Since 1997, the Wild Ones Lorrie Otto Seeds for Education grant program has been connecting thousands of children with nature from preschool to high school. Garden projects need to be learner-based, hands-on and incorporate ecological concepts. Children must be involved in the planning of the project as well as the planting and maintenance.

This year, Wild Ones awarded a total of 10 grants to schools, churches and other nonprofits across the country. Look for the Seeds for Education application on wildones.org starting mid July if interested in a grant for your organization. Children K – 12 must be involved in the planning to the execution of the garden.
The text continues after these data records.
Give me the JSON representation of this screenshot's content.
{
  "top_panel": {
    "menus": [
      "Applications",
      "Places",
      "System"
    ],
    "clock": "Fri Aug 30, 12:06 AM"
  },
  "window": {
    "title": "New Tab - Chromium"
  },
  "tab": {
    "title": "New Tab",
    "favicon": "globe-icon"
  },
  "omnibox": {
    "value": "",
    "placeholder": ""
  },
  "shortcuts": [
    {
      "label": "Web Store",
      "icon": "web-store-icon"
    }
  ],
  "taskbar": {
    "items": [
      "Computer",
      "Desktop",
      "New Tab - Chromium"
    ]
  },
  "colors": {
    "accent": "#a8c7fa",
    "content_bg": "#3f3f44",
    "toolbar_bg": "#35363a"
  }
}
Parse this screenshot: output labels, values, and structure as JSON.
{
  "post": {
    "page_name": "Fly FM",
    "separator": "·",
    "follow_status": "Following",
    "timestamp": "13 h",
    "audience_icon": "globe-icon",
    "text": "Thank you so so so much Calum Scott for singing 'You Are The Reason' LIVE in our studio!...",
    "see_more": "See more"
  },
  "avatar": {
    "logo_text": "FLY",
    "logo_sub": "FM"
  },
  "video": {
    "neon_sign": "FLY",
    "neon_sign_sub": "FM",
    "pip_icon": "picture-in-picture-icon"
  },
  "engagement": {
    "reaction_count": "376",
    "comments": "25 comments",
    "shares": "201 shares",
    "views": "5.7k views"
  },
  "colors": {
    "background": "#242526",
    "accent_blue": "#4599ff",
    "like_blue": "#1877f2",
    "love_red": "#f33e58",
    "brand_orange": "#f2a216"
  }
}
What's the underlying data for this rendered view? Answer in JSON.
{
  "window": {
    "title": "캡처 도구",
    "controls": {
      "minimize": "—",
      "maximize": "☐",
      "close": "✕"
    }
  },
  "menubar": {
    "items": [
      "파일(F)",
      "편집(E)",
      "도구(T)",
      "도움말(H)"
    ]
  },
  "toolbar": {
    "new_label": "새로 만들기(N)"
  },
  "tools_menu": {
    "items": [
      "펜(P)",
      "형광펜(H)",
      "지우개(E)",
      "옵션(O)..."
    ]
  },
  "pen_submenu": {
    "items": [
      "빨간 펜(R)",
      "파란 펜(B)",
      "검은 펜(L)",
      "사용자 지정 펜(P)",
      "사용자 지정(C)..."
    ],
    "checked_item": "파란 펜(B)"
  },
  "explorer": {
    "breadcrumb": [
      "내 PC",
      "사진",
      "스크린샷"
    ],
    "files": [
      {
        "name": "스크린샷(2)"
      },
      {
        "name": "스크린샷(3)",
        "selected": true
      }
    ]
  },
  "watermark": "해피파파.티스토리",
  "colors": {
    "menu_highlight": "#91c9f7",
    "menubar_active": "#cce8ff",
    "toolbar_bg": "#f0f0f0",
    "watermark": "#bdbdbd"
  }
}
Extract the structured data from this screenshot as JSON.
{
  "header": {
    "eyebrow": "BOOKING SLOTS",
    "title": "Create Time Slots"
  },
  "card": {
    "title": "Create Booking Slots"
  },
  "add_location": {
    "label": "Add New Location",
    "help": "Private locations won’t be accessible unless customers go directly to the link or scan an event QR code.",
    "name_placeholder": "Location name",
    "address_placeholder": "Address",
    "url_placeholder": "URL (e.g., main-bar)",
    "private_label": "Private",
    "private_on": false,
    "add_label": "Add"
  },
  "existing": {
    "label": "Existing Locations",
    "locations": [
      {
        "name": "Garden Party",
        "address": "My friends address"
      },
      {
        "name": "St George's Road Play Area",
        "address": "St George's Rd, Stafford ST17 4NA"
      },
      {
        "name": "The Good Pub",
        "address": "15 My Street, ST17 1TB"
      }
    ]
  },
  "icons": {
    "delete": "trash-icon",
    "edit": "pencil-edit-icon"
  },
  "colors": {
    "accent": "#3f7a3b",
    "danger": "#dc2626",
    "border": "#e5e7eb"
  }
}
To date, 253 Wild Ones Seeds for Educations grants have funded native plants and seeds for hands-on outdoor learning sites for preschool-12th graders.

See awardee list.


2 Responses to “Wild Ones Awards 10 Seeds for Education Grants”

  1. Eric Grant


    Our director, Rachel Chanel Adams, has a philanthropic outreach with a peer-to-peer non-profit learning center in Port-Au-Prince, Haiti called Bisou Bisou Haiti. They are looking to implement ways to teach the students about sustainability, gardening, and protecting the planet.

    Do you know of any programs that would donate to the creation of a garden at the center in Port-Au-Prince or would sponsor some of the students with a travel grant to come to the US and learn about the learn the practice in order to return to PAP and teach the students there? Any information would be helpful.

    More information can be found about the partnership can be found here:



    • janetrothe


      Thank you for contacting Wild Ones. I am not aware of a program in your area that would support the creation of a garden.

      I would suggest investigating the below organizations to see if they may be helpful.


      I wish you the best in creating a pollinator garden! It’s always fun to hear from folks that are working to create a better environment.